Element data from apps and pages

[Start of section]

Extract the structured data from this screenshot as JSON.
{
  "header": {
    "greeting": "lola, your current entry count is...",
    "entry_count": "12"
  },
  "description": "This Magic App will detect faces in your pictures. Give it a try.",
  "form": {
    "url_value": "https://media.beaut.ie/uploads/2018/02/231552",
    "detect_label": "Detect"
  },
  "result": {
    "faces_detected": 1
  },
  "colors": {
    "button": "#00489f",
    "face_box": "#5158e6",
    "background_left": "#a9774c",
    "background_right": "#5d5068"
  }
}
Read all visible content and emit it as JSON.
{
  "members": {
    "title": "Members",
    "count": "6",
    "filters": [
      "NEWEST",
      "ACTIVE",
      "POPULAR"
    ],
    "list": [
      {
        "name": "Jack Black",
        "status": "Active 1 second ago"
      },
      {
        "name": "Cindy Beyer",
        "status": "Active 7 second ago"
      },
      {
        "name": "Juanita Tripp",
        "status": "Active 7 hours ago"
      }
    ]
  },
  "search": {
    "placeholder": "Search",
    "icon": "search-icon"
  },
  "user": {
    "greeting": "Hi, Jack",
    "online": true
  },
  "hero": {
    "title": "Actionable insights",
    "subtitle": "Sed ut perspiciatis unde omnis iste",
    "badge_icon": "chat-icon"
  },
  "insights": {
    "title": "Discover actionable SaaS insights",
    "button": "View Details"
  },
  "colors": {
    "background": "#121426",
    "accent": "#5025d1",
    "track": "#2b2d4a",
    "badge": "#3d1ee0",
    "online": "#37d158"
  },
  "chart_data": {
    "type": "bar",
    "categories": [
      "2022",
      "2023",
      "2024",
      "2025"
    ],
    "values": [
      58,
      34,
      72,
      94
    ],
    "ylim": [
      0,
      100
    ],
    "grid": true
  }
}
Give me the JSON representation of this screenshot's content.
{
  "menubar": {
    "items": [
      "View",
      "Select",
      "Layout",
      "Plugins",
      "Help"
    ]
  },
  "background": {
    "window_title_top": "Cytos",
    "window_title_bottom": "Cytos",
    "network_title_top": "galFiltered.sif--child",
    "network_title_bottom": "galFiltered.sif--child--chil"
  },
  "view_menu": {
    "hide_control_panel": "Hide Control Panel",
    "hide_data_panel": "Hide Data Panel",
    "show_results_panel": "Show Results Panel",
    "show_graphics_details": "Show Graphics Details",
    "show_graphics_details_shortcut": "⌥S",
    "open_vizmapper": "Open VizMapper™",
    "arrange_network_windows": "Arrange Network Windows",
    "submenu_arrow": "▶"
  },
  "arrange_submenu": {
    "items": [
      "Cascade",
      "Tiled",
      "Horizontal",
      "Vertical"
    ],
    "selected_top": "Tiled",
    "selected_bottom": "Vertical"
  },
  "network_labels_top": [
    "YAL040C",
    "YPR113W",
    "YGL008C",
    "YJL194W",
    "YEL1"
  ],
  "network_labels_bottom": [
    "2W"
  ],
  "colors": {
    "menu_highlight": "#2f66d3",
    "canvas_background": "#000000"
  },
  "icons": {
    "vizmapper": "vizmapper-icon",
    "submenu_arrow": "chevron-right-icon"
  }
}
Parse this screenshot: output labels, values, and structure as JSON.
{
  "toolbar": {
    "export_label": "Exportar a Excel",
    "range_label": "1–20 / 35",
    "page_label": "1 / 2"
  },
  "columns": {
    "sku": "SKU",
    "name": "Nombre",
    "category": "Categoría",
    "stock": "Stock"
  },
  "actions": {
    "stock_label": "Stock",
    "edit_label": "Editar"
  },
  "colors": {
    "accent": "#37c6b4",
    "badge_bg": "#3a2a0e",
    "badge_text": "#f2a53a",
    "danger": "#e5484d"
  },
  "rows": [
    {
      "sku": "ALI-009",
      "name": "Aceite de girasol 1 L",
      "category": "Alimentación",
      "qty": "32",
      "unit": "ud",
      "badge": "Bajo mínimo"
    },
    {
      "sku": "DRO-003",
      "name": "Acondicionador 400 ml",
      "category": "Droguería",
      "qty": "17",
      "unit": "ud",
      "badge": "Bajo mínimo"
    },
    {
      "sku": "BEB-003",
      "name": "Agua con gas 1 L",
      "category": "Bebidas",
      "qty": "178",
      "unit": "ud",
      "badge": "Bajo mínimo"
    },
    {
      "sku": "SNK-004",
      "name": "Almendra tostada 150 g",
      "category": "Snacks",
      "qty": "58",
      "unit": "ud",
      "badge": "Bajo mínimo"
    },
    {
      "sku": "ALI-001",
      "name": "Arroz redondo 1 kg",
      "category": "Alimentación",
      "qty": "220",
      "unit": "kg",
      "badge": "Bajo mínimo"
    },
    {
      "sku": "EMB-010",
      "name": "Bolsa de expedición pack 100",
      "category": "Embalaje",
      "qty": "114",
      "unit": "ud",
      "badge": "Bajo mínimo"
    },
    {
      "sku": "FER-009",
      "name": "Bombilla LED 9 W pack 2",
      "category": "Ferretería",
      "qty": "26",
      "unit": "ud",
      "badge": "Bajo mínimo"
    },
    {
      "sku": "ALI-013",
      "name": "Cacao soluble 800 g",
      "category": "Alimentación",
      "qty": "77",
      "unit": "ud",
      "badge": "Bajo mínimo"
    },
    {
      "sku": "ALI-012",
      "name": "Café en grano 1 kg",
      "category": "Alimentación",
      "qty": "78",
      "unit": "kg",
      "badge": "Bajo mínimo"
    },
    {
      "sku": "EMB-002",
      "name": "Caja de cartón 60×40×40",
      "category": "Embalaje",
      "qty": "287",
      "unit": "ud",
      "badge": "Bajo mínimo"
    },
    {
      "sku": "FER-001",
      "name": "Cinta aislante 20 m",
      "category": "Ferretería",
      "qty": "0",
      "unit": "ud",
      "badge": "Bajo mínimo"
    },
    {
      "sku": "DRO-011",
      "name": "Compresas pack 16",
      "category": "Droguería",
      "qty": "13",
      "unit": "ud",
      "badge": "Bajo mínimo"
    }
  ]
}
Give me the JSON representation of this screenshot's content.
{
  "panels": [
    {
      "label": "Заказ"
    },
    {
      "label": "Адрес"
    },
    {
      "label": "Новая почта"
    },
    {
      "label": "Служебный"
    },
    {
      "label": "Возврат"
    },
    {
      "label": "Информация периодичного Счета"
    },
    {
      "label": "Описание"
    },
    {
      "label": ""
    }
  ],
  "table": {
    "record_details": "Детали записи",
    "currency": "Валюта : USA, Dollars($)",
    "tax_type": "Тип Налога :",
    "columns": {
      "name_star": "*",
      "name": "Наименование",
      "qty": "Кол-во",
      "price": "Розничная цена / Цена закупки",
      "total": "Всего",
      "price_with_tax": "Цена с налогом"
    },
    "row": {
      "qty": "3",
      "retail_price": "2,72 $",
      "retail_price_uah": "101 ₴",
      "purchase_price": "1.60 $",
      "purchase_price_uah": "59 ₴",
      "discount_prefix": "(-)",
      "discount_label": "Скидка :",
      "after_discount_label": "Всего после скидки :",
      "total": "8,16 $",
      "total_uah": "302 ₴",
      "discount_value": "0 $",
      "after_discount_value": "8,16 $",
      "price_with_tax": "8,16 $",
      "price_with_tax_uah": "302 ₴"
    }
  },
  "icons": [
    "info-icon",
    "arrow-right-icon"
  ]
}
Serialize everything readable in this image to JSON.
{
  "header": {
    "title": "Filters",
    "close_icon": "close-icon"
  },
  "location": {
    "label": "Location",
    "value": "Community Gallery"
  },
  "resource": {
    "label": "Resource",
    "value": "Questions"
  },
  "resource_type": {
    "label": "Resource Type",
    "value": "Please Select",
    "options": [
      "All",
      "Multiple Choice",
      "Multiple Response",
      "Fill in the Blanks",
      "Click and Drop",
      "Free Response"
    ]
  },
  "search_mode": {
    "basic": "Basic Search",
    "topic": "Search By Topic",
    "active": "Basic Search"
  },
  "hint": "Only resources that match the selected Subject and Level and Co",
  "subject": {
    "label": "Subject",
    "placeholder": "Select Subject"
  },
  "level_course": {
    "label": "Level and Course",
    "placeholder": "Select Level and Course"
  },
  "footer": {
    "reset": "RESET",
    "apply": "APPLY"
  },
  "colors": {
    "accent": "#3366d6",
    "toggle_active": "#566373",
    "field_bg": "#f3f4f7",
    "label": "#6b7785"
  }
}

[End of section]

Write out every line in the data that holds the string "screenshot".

Extract the structured data from this screenshot as JSON.
Give me the JSON representation of this screenshot's content.
Parse this screenshot: output labels, values, and structure as JSON.
Give me the JSON representation of this screenshot's content.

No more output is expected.